Urban and peri-urban forestry
Urban and peri-urban forestry (UPF) is the practice of managing forests, groups of trees and individual trees in and around urban areas in order to maximize their economic, livelihood, social, cultural, environmental and biodiversity values. UPF can serve a range of purposes and thus takes many forms, covering natural and planted forests and trees, forests maintained in watersheds or in drylands, forests and wooded areas, green spaces and street trees, as well as trees in urban/peri-urban gardens.
“For the first time, more than half the world's population live in cities and towns.
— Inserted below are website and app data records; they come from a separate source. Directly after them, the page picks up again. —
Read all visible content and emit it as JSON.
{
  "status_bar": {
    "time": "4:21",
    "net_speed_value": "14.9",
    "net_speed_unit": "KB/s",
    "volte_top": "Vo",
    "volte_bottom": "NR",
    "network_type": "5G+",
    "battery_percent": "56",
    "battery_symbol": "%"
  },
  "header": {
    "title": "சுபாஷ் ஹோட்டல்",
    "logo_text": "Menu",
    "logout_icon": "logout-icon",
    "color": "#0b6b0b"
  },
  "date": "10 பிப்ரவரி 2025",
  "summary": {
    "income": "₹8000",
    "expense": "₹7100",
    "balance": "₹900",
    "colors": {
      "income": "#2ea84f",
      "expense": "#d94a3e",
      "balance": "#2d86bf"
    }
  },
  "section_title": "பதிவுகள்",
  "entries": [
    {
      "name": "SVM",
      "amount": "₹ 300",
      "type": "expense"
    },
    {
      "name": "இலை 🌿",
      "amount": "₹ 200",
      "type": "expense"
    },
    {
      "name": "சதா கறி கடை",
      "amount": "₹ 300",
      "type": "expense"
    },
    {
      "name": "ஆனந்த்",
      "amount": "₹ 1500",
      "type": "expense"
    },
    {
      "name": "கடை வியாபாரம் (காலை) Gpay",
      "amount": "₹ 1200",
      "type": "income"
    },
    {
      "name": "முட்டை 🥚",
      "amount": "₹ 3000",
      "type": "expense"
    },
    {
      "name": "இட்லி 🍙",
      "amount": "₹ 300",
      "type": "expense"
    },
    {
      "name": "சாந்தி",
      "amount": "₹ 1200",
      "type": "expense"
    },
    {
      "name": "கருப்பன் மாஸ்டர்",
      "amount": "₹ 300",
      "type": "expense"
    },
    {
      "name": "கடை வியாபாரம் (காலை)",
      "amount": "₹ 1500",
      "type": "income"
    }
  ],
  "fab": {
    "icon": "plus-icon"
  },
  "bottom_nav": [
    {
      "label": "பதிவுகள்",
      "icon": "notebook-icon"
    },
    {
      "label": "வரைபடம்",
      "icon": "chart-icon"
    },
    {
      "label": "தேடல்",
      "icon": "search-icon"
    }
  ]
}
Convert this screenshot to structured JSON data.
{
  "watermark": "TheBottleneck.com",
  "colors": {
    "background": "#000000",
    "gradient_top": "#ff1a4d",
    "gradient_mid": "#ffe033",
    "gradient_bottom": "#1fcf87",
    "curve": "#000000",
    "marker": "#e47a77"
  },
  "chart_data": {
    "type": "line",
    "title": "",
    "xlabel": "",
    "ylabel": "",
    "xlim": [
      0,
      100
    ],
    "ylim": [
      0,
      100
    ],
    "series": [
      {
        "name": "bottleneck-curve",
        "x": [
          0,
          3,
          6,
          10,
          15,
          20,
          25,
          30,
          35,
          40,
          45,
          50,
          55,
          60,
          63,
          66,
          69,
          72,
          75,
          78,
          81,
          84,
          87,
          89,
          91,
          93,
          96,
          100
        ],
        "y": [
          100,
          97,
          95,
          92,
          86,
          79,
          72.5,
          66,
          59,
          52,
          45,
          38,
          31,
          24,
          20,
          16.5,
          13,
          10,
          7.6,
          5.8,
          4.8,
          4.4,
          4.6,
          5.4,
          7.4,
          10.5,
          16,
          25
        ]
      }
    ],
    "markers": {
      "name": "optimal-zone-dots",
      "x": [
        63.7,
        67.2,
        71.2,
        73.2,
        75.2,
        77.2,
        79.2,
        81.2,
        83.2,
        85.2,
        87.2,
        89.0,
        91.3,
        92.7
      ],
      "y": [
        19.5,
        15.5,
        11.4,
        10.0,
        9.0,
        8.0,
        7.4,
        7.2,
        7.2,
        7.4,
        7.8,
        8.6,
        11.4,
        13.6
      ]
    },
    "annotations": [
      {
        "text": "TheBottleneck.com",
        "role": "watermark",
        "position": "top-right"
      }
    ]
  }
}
By extension, urban and peri-urban forestry is becoming the window through which people make judgements about all the worlds’ trees and forests. We must ensure that cities, trees and forests grow together to meet the needs of urbanized societies and to convey the importance of all forests to life on our planet” (Eduardo Rojas-Briales, Assistant Director-General and Head of the Forestry Department, FAO, Rome, November 2010)
Sydney, Australia.©FAO/F. Salbitano
The First Asia-Pacific Urban Forestry Meeting, co-organized by FAO, the Urban Forestry Research Center of the State Forestry Administration of the People's Republic of China, and the host city of Zhuhai took place from 6 to 8 April. The meeting was attended by over 200 participants from 17 Asian countries (around 150 from China), Europe and North America, representing around 60 government institutions, NGOs, universities, international organization and professional associations.
The participants explored the role of urban forestry in helping to achieve the Sustainable Development Goals (SDGs), particularly SDG 11, which focuses on making cities in the Asia Pacific safe, resilient and sustainable. Among the targets of SDG 11 are increasing resource efficiency, mitigation and adaptation to climate change, resilience to disasters in cities, and providing universal access to safe and accessible green and public spaces by 2030.
Case studies from various countries, including Australia, India, Republic of Korea, Malaysia, New Zealand, Philippines, Singapore and Thailand, were presented. Then, the role of urban forestry in health and wellbeing, cultural heritage, green economy, urban planning and provision of ecosystems services was discussed in parallel working session.
At the end of the meeting participants unanimously adopted a final statement, the Zhuhai Declaration, which includes recommendations for future collaboration on urban forestry in the Asia-Pacific region.
Mr Simone Borelli